Problem description
Identify the line in which "Serialize everything readable" appears, then reproduce that line and all remaining lines of the records word for word.

Saved entries
--------------------

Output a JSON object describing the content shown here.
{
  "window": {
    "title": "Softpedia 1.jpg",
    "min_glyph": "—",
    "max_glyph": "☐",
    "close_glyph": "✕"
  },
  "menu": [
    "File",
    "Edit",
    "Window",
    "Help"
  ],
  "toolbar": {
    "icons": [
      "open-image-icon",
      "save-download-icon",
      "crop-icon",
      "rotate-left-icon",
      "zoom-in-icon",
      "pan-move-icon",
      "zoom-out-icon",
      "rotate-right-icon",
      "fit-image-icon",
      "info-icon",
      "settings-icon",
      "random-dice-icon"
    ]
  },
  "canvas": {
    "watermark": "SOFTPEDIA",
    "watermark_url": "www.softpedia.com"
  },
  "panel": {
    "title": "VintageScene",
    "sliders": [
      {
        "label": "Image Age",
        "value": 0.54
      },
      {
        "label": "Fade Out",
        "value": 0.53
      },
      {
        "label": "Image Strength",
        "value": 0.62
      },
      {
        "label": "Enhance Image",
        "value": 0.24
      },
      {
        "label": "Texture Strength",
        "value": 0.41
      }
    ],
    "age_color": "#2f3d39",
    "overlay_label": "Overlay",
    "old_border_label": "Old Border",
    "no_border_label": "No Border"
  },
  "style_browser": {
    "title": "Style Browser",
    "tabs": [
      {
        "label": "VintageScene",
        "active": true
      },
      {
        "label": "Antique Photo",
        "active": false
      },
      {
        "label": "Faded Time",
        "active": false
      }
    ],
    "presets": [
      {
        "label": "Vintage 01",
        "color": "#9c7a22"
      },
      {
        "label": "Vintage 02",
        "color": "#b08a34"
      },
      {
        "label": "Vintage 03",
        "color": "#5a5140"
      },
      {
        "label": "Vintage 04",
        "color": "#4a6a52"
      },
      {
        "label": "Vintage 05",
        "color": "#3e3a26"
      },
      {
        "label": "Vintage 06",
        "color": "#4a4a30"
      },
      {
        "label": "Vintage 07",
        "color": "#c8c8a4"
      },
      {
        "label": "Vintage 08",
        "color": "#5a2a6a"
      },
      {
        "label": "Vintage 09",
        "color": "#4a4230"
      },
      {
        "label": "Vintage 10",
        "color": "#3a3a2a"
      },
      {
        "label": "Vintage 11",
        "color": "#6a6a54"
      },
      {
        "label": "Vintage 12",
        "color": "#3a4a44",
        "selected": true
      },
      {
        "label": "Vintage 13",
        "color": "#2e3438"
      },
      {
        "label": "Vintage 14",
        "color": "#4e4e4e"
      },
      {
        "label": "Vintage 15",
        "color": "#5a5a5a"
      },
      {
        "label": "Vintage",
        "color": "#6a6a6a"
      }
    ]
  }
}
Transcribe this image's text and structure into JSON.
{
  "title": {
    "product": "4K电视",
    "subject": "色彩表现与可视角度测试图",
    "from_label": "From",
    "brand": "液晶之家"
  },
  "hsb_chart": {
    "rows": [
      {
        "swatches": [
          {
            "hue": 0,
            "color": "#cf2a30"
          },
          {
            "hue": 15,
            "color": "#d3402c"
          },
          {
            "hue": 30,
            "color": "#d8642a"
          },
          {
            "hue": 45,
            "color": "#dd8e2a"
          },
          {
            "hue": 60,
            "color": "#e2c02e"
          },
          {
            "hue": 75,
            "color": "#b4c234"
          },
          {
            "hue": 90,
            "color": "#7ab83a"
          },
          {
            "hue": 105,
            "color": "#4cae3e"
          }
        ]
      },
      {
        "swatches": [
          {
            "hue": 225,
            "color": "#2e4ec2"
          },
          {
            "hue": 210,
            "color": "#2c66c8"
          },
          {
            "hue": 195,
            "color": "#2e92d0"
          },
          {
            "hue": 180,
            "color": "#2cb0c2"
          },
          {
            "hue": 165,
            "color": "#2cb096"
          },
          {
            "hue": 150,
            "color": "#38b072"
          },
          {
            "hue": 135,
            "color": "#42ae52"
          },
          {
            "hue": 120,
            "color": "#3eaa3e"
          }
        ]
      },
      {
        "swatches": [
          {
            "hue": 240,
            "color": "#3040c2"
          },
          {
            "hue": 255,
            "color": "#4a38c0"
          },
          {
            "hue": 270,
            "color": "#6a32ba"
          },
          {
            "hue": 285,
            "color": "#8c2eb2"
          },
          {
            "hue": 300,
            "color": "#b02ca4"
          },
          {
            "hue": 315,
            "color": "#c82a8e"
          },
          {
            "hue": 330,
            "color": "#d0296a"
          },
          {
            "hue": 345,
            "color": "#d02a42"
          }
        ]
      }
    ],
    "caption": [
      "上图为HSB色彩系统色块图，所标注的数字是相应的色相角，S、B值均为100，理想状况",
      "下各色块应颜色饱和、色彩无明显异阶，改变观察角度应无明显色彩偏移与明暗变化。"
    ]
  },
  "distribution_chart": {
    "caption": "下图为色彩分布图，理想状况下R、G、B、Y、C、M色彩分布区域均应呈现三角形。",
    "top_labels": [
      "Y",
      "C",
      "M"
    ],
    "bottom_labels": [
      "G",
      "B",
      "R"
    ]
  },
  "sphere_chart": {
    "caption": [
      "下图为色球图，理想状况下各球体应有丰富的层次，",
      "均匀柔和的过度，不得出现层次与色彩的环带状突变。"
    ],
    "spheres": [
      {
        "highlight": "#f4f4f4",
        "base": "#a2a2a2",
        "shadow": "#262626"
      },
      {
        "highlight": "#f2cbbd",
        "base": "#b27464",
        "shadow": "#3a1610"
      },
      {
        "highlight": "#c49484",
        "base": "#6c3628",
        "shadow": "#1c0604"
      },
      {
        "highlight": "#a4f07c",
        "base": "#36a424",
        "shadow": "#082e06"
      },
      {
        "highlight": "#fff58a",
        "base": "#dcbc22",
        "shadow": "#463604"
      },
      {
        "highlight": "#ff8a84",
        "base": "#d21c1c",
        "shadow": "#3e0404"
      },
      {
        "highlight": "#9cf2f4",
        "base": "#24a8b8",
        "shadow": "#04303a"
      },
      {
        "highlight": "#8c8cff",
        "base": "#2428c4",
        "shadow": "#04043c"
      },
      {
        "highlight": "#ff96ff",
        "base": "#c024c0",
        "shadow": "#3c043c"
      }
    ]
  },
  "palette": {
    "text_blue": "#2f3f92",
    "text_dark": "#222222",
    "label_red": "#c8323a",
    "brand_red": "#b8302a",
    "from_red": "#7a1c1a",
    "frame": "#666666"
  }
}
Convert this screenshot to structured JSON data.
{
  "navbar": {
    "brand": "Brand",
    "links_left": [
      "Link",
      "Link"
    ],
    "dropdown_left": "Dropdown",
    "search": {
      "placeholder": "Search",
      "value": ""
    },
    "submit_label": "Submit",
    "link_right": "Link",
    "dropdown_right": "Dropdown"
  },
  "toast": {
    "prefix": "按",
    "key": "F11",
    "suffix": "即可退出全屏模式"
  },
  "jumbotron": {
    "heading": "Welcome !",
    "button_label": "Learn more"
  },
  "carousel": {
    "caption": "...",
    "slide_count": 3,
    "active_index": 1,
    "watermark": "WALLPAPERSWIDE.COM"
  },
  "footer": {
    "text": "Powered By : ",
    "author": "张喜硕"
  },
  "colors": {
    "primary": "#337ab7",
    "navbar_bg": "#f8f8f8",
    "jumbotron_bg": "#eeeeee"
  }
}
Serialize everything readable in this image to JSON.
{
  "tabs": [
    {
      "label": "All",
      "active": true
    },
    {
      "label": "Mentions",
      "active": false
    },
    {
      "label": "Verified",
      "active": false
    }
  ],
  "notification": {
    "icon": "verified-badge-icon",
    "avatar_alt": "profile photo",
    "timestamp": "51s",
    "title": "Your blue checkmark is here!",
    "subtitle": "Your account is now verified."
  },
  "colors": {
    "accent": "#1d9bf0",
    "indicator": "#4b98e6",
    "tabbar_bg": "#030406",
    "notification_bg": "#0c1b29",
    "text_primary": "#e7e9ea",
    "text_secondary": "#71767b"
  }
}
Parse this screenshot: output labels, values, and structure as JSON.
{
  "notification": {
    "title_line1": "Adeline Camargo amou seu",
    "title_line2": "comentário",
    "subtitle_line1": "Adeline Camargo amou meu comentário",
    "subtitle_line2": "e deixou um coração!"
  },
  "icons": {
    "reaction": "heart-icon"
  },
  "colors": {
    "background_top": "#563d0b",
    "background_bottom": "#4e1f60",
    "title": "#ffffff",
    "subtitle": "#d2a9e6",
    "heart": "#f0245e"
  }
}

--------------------

Output
Serialize everything readable in this image to JSON.
{
  "tabs": [
    {
      "label": "All",
      "active": true
    },
    {
      "label": "Mentions",
      "active": false
    },
    {
      "label": "Verified",
      "active": false
    }
  ],
  "notification": {
    "icon": "verified-badge-icon",
    "avatar_alt": "profile photo",
    "timestamp": "51s",
    "title": "Your blue checkmark is here!",
    "subtitle": "Your account is now verified."
  },
  "colors": {
    "accent": "#1d9bf0",
    "indicator": "#4b98e6",
    "tabbar_bg": "#030406",
    "notification_bg": "#0c1b29",
    "text_primary": "#e7e9ea",
    "text_secondary": "#71767b"
  }
}
Parse this screenshot: output labels, values, and structure as JSON.
{
  "notification": {
    "title_line1": "Adeline Camargo amou seu",
    "title_line2": "comentário",
    "subtitle_line1": "Adeline Camargo amou meu comentário",
    "subtitle_line2": "e deixou um coração!"
  },
  "icons": {
    "reaction": "heart-icon"
  },
  "colors": {
    "background_top": "#563d0b",
    "background_bottom": "#4e1f60",
    "title": "#ffffff",
    "subtitle": "#d2a9e6",
    "heart": "#f0245e"
  }
}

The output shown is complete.